• Problem statement: Wherever the word "meta" shows up in the data, report the line it sits in.
Content starts
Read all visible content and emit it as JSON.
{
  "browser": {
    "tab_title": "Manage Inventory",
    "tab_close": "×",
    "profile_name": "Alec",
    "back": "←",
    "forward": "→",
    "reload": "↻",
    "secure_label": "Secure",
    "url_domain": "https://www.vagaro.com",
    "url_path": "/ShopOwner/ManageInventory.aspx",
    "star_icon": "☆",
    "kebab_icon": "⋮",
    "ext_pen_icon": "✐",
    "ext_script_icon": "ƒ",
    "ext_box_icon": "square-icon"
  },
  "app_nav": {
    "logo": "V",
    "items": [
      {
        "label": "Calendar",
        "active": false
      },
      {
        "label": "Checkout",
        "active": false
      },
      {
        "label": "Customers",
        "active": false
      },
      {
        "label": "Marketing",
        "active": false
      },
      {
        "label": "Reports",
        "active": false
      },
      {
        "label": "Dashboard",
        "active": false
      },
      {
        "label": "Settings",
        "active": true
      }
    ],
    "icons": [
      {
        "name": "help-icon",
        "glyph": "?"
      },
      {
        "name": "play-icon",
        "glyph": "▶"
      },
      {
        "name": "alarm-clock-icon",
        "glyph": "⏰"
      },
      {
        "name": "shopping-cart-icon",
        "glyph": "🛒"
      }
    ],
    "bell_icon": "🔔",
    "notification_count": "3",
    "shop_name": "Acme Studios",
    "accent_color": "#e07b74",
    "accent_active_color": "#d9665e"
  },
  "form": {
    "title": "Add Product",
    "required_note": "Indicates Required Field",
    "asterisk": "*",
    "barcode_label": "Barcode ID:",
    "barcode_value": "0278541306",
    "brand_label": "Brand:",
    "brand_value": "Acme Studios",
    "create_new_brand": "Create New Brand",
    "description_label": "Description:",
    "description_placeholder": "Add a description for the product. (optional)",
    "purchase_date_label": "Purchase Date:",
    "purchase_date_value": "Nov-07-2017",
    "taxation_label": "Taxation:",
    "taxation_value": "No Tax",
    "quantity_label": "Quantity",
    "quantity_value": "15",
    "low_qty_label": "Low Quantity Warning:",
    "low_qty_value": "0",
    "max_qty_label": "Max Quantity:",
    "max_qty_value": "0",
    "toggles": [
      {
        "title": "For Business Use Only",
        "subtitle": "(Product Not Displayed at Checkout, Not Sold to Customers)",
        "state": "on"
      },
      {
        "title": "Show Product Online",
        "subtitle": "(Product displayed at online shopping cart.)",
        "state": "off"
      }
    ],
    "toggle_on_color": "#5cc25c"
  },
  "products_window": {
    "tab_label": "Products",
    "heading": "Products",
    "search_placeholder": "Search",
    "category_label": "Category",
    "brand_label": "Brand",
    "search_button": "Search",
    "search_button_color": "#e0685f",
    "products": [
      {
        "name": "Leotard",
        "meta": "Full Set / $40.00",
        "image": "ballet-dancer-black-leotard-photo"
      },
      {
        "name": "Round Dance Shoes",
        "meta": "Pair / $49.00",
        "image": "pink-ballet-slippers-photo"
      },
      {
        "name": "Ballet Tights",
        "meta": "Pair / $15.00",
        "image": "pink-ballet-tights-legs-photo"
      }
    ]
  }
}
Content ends
• Answer area:
        "meta": "Full Set / $40.00",
        "meta": "Pair / $49.00",
        "meta": "Pair / $15.00",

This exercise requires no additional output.